▶
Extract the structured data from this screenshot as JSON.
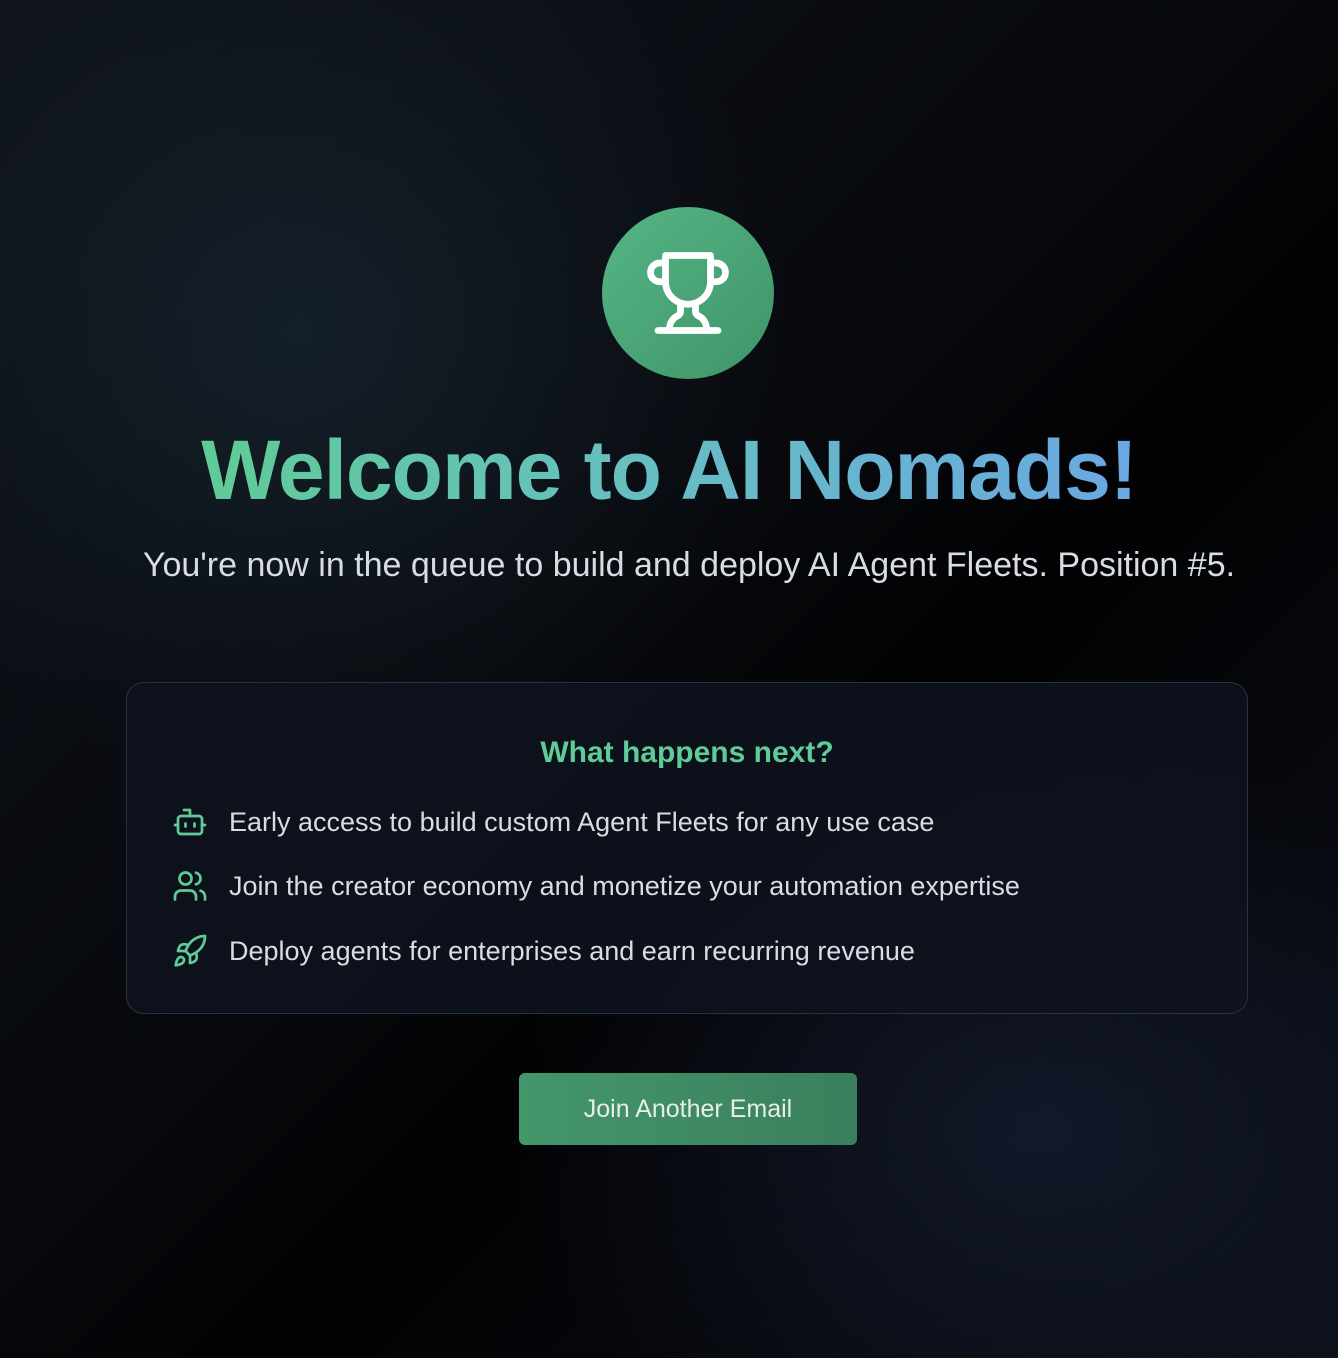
{
  "hero": {
    "icon": "trophy-icon",
    "title": "Welcome to AI Nomads!",
    "subtitle": "You're now in the queue to build and deploy AI Agent Fleets. Position #5."
  },
  "next_steps": {
    "title": "What happens next?",
    "items": [
      {
        "icon": "bot-icon",
        "text": "Early access to build custom Agent Fleets for any use case"
      },
      {
        "icon": "users-icon",
        "text": "Join the creator economy and monetize your automation expertise"
      },
      {
        "icon": "rocket-icon",
        "text": "Deploy agents for enterprises and earn recurring revenue"
      }
    ]
  },
  "actions": {
    "join_another_label": "Join Another Email"
  },
  "colors": {
    "accent_green": "#5fcb96",
    "accent_blue": "#6aa8e2",
    "button_green": "#44966b"
  }
}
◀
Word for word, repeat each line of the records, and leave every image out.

# Response to the task
Extract the structured data from this screenshot as JSON.
{
  "hero": {
    "icon": "trophy-icon",
    "title": "Welcome to AI Nomads!",
    "subtitle": "You're now in the queue to build and deploy AI Agent Fleets. Position #5."
  },
  "next_steps": {
    "title": "What happens next?",
    "items": [
      {
        "icon": "bot-icon",
        "text": "Early access to build custom Agent Fleets for any use case"
      },
      {
        "icon": "users-icon",
        "text": "Join the creator economy and monetize your automation expertise"
      },
      {
        "icon": "rocket-icon",
        "text": "Deploy agents for enterprises and earn recurring revenue"
      }
    ]
  },
  "actions": {
    "join_another_label": "Join Another Email"
  },
  "colors": {
    "accent_green": "#5fcb96",
    "accent_blue": "#6aa8e2",
    "button_green": "#44966b"
  }
}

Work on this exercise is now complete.